What you are asked to do –
Although the data holds pictures, return only the lines from the one containing "Give me the" to the end, exactly, and without them.

(Input records)

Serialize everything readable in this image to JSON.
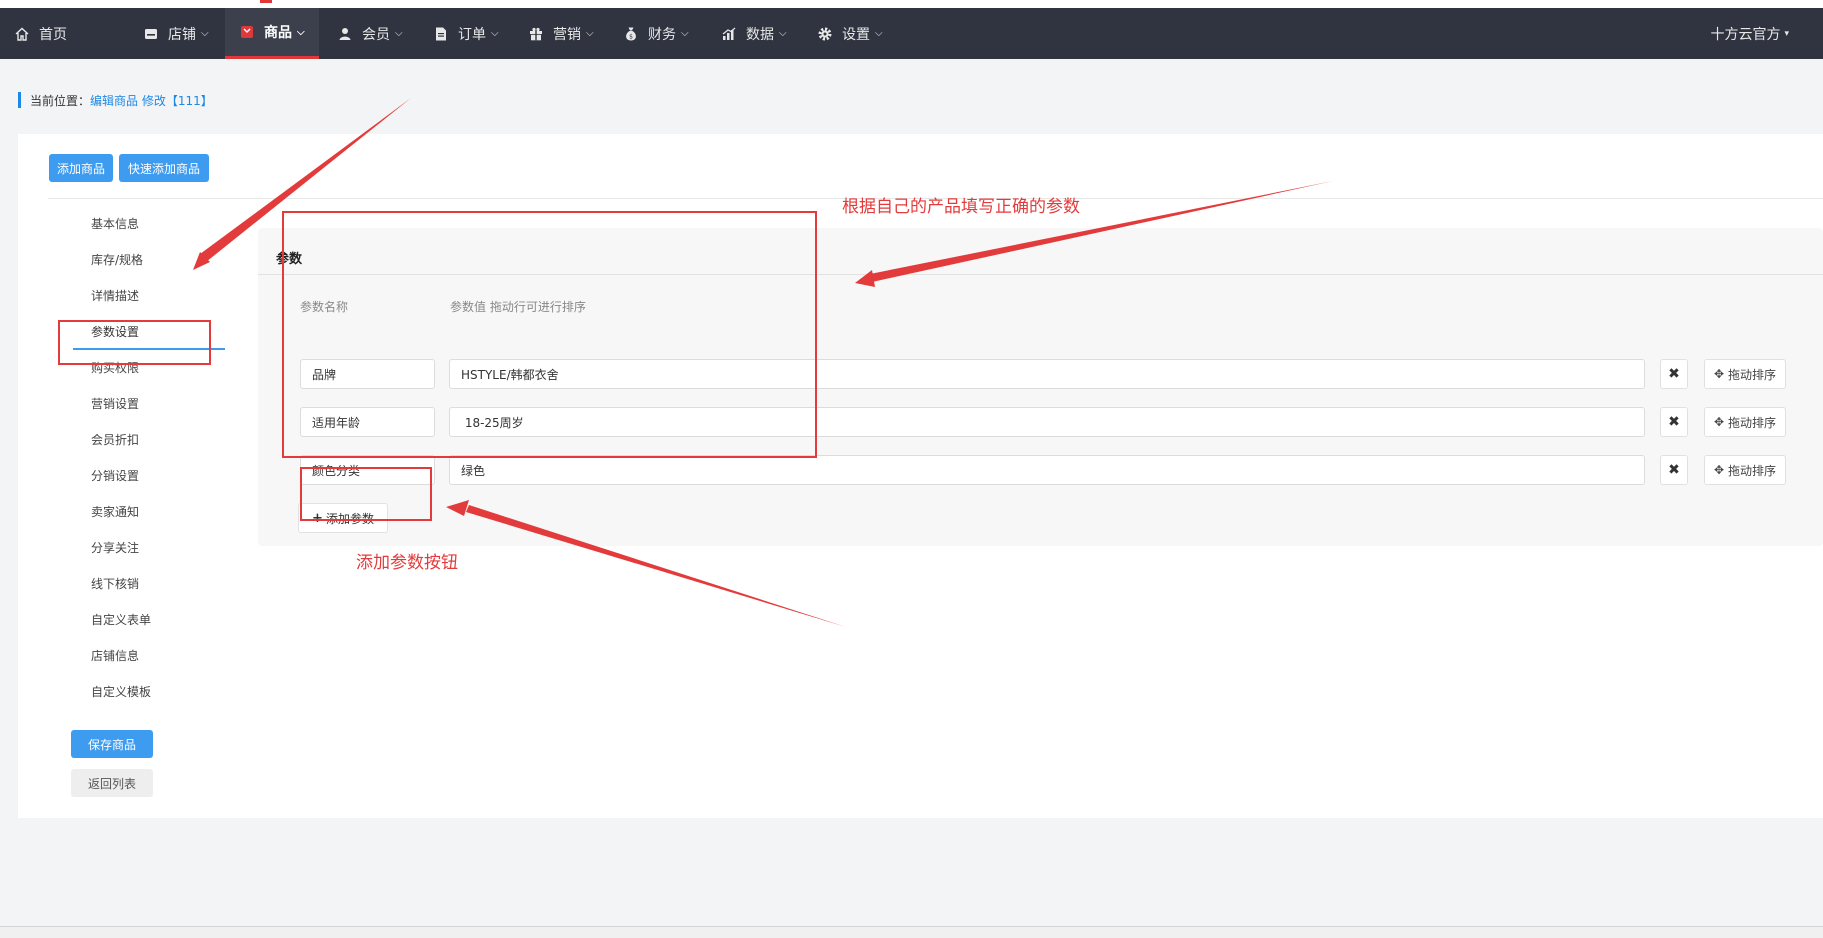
{
  "nav": {
    "home": "首页",
    "items": [
      {
        "label": "店铺",
        "icon": "store-icon"
      },
      {
        "label": "商品",
        "icon": "goods-icon"
      },
      {
        "label": "会员",
        "icon": "user-icon"
      },
      {
        "label": "订单",
        "icon": "order-icon"
      },
      {
        "label": "营销",
        "icon": "gift-icon"
      },
      {
        "label": "财务",
        "icon": "money-bag-icon"
      },
      {
        "label": "数据",
        "icon": "bar-chart-icon"
      },
      {
        "label": "设置",
        "icon": "gear-icon"
      }
    ],
    "account": "十方云官方",
    "active_color": "#e0373b"
  },
  "breadcrumb": {
    "label": "当前位置：",
    "link": "编辑商品 修改【111】"
  },
  "toolbar": {
    "add_goods": "添加商品",
    "quick_add_goods": "快速添加商品"
  },
  "side_menu": [
    "基本信息",
    "库存/规格",
    "详情描述",
    "参数设置",
    "购买权限",
    "营销设置",
    "会员折扣",
    "分销设置",
    "卖家通知",
    "分享关注",
    "线下核销",
    "自定义表单",
    "店铺信息",
    "自定义模板"
  ],
  "actions": {
    "save": "保存商品",
    "back": "返回列表"
  },
  "params": {
    "title": "参数",
    "col_name": "参数名称",
    "col_value": "参数值 拖动行可进行排序",
    "rows": [
      {
        "name": "品牌",
        "value": "HSTYLE/韩都衣舍"
      },
      {
        "name": "适用年龄",
        "value": " 18-25周岁"
      },
      {
        "name": "颜色分类",
        "value": "绿色"
      }
    ],
    "delete_symbol": "✖",
    "drag_label": "拖动排序",
    "add_button": "添加参数"
  },
  "annotations": {
    "fill_params": "根据自己的产品填写正确的参数",
    "add_button_note": "添加参数按钮",
    "color": "#e33b3b"
  }
}
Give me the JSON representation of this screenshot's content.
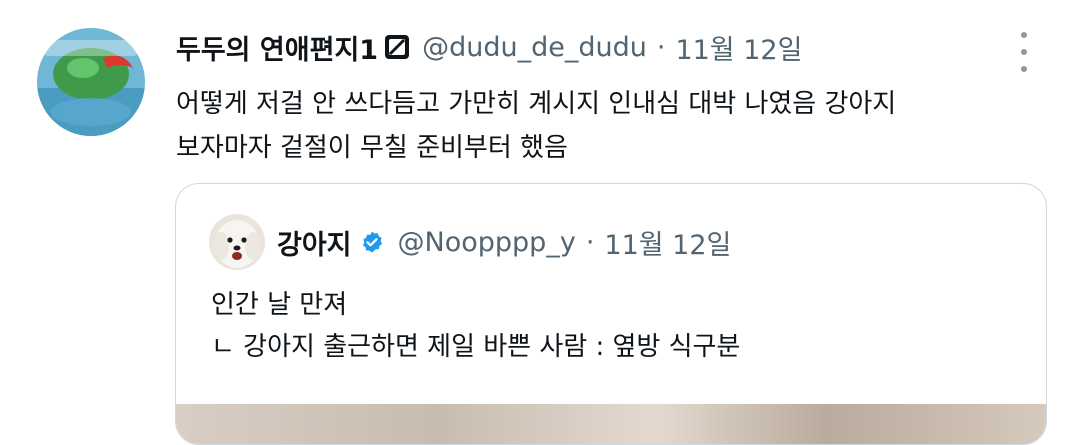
{
  "tweet": {
    "display_name": "두두의 연애편지1",
    "handle": "@dudu_de_dudu",
    "separator": "·",
    "date": "11월 12일",
    "more_icon": "more-horizontal-icon",
    "text_lines": [
      "어떻게 저걸 안 쓰다듬고 가만히 계시지 인내심 대박 나였음 강아지",
      "보자마자 겉절이 무칠 준비부터 했음"
    ]
  },
  "quote": {
    "display_name": "강아지",
    "handle": "@Noopppp_y",
    "separator": "·",
    "date": "11월 12일",
    "verified_icon": "verified-badge-icon",
    "verified_color": "#1d9bf0",
    "text_lines": [
      "인간 날 만져",
      "ㄴ 강아지 출근하면 제일 바쁜 사람 : 옆방 식구분"
    ]
  }
}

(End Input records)

The completed task –
Give me the JSON representation of this screenshot's content.
{
  "tweet": {
    "display_name": "두두의 연애편지1",
    "handle": "@dudu_de_dudu",
    "separator": "·",
    "date": "11월 12일",
    "more_icon": "more-horizontal-icon",
    "text_lines": [
      "어떻게 저걸 안 쓰다듬고 가만히 계시지 인내심 대박 나였음 강아지",
      "보자마자 겉절이 무칠 준비부터 했음"
    ]
  },
  "quote": {
    "display_name": "강아지",
    "handle": "@Noopppp_y",
    "separator": "·",
    "date": "11월 12일",
    "verified_icon": "verified-badge-icon",
    "verified_color": "#1d9bf0",
    "text_lines": [
      "인간 날 만져",
      "ㄴ 강아지 출근하면 제일 바쁜 사람 : 옆방 식구분"
    ]
  }
}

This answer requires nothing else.